The image above is for a printing company that specializes in stationery. As you can see, they spelled their specialty “stationary,” which means they are selling something that doesn’t move–like exercise bikes!
They have a case of the dreaded homonyms. Homonyms are words that sound the same but are spelled differently. Here are some other common homonyms that trip us up when we write:
- your and you’re
- affect and effect
- their, there, they’re
- its and it’s
Homonyms are tricky because spell check often doesn’t catch them. I have some tips on how to simplify their complexity:
Use a second pair of eyes. We all have a blind spot to our own writing. Have someone else look over your writing before you submit or publish it.
If unsure, research. Dictionary.com is a good source for unlocking grammar’s mysteries. I use it all the time!

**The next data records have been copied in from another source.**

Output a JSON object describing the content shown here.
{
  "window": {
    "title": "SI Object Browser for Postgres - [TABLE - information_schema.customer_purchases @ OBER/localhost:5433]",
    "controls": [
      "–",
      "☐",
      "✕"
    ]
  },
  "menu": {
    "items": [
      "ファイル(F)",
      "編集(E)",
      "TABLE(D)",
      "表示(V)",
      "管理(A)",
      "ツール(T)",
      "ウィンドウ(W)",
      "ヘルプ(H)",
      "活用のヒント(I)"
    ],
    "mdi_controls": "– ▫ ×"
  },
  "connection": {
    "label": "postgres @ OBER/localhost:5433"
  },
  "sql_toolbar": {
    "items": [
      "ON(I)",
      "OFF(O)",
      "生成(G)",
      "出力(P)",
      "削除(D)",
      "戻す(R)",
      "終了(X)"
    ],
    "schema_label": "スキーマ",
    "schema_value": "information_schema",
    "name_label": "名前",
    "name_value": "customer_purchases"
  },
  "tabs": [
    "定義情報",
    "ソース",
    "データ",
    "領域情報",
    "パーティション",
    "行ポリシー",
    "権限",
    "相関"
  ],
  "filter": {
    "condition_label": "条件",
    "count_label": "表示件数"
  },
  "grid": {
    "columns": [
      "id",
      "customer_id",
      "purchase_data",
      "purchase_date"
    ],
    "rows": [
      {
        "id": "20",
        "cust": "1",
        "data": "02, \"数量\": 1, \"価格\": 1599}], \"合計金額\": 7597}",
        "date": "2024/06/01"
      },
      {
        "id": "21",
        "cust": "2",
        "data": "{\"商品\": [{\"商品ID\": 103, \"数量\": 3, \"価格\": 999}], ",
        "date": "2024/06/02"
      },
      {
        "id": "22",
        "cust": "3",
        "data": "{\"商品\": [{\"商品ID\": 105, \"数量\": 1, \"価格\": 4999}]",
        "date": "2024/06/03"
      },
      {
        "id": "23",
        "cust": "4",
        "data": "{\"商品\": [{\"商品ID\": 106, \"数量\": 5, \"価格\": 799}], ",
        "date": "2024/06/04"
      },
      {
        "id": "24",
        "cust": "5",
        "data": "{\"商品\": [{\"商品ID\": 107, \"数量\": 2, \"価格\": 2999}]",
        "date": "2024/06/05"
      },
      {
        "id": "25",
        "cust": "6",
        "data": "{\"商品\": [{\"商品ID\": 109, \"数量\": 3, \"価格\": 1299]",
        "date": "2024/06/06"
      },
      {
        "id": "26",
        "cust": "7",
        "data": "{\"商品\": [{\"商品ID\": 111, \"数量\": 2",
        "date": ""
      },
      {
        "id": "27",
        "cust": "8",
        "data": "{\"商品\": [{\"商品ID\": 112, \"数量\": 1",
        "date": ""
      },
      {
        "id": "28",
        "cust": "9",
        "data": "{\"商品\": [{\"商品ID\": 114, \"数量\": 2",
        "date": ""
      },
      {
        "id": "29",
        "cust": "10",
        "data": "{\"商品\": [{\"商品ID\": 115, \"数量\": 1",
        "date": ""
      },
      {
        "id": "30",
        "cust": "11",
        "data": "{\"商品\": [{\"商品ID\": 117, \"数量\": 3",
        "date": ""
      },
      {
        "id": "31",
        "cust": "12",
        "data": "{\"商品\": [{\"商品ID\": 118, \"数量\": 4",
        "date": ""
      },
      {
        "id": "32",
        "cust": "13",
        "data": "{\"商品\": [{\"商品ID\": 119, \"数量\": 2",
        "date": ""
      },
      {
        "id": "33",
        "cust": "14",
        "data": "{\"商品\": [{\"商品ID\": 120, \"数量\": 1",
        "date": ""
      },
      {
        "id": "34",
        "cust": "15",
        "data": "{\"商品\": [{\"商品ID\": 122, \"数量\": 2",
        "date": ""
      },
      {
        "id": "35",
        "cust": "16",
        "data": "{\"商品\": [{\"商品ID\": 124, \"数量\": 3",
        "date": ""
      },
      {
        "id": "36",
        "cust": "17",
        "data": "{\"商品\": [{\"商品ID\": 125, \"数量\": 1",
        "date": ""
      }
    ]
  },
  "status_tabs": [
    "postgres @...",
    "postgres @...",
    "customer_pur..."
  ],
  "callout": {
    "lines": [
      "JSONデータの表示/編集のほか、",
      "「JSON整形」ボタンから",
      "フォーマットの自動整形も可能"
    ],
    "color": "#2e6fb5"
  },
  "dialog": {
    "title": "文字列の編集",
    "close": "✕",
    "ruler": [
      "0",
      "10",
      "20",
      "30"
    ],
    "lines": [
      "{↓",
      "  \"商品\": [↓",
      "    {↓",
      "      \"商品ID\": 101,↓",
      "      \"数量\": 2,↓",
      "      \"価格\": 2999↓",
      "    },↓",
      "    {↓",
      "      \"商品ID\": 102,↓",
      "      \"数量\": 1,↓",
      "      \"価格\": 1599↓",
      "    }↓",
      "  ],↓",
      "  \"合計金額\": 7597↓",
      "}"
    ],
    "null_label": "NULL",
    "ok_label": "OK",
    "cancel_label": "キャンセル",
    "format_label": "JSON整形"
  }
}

Give it the contraction test. If the homonym is a contraction, say the word in its entirety and if it sounds awkward, that’s a tell-tale sign that it doesn’t belong in that context. For example, “Allison and Jeff left they’re (they are) books on the table” sounds off. So that eliminates the choices down to their or there. Get it?
Develop your own mnemonic devices. The way I tell the difference between “stationary” and “stationery” is that “stationery” and “letter” both have an “e.” So I immediately associate printed paper with “stationery.” Develop your own associations, songs, rhymes or whatever about a word’s correct usage and it will become second nature.
Cheers and happy reading and writing!